DATA SUPPLIED section start

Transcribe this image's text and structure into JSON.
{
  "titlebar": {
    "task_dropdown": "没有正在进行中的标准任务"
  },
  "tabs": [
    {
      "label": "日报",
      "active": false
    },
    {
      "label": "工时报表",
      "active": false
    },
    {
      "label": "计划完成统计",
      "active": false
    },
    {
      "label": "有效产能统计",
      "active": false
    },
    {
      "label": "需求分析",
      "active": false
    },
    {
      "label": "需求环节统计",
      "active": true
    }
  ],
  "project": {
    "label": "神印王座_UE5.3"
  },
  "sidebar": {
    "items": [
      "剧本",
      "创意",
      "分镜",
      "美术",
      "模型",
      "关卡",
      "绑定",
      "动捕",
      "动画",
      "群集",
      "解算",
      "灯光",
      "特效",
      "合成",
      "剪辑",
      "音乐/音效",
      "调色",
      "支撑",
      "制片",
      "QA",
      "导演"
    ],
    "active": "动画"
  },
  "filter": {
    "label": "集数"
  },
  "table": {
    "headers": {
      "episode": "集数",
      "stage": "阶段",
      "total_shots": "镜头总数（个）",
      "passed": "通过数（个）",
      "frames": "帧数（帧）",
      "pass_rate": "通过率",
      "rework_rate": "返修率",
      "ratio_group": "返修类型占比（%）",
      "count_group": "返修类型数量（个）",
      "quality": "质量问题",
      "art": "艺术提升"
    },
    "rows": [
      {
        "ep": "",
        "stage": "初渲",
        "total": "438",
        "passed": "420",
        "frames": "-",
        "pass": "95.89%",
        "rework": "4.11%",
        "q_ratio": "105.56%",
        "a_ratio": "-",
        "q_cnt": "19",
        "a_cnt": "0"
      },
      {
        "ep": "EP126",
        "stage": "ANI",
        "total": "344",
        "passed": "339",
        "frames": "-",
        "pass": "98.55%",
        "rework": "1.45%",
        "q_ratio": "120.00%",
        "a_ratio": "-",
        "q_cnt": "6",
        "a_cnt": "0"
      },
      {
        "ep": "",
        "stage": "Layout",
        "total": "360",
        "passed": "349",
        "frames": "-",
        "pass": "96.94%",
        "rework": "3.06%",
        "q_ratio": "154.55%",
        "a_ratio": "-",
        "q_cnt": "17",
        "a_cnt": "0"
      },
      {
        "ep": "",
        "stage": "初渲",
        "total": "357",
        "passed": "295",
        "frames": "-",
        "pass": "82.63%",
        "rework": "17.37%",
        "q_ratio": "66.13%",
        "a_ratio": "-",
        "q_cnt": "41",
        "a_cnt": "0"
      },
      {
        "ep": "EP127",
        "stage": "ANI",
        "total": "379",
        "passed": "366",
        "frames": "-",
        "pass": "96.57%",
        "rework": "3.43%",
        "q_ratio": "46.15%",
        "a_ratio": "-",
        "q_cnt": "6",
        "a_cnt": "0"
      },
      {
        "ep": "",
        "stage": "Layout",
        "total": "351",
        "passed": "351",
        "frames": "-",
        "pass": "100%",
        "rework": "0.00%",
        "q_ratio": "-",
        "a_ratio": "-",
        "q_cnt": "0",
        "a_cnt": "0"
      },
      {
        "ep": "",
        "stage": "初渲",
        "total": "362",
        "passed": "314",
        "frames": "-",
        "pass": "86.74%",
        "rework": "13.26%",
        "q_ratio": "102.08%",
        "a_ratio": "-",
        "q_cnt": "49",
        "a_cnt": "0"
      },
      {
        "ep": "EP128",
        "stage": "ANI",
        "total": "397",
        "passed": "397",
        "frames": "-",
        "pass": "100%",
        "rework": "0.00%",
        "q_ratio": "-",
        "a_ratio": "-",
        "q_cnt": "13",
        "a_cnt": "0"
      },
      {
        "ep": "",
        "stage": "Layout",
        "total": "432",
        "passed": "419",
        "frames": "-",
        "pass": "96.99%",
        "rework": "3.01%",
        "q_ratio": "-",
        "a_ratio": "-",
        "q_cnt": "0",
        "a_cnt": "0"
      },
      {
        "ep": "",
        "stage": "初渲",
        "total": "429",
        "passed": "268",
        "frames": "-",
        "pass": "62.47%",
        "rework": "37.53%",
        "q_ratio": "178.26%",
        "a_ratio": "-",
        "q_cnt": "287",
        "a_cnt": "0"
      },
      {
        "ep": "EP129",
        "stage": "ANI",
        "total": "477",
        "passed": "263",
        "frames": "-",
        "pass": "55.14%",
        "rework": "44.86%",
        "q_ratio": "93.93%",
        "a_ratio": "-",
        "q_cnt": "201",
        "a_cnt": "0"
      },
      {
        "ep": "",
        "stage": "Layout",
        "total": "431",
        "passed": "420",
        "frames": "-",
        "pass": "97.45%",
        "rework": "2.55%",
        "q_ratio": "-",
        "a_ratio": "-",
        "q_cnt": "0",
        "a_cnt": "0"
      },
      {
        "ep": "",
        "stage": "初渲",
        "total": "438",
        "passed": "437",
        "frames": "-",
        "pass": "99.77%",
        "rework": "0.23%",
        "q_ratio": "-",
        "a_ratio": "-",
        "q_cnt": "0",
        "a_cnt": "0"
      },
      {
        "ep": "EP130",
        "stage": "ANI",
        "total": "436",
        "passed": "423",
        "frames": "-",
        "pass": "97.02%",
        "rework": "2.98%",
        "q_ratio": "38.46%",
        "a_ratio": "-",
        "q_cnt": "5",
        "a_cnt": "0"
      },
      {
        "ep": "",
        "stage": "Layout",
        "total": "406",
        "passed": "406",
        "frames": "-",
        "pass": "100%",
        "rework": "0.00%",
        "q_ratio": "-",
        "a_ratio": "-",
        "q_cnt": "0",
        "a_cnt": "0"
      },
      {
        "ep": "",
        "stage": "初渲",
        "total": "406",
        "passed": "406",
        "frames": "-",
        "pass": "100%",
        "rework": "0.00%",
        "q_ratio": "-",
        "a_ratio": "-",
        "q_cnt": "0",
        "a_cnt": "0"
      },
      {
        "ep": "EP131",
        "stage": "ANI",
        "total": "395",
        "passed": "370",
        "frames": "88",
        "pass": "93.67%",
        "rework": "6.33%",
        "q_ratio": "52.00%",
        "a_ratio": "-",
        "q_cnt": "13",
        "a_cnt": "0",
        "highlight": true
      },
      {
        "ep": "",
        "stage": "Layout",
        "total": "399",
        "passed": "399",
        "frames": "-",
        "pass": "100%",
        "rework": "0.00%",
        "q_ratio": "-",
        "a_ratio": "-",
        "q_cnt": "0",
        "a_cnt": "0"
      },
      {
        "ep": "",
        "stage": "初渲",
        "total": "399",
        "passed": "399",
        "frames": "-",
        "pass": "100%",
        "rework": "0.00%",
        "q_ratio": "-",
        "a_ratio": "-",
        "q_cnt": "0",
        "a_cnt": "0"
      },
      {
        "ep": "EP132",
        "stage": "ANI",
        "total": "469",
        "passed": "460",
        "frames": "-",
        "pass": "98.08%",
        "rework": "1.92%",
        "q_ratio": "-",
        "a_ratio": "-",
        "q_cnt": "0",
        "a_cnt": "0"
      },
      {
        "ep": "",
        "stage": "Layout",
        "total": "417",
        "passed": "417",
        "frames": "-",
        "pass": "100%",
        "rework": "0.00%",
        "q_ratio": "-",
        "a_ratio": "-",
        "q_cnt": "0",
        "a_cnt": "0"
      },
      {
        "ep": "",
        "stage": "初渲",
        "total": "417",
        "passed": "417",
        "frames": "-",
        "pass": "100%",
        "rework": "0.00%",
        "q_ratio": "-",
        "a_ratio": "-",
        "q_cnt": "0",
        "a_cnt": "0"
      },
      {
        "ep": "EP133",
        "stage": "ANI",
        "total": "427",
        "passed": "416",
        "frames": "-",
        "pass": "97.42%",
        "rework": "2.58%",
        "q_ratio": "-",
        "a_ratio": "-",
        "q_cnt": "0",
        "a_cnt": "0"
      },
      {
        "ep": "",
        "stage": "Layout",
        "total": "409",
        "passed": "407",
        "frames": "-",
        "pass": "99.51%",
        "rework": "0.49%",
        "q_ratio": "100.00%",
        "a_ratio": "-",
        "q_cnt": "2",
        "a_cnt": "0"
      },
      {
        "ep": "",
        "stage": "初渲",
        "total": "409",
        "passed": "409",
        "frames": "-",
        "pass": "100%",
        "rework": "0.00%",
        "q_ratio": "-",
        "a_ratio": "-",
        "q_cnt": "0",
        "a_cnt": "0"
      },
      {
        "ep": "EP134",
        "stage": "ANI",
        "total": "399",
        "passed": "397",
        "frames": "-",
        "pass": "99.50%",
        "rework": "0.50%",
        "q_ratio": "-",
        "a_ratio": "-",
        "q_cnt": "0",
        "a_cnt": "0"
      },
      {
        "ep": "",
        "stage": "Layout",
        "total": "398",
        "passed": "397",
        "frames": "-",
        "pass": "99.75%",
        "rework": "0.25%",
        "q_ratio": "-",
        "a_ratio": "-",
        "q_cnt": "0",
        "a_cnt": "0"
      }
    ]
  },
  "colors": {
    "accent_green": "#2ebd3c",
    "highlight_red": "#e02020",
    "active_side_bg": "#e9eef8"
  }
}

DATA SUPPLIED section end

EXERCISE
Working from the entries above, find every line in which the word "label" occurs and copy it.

TASK ANSWER
      "label": "日报",
      "label": "工时报表",
      "label": "计划完成统计",
      "label": "有效产能统计",
      "label": "需求分析",
      "label": "需求环节统计",
    "label": "神印王座_UE5.3"
    "label": "集数"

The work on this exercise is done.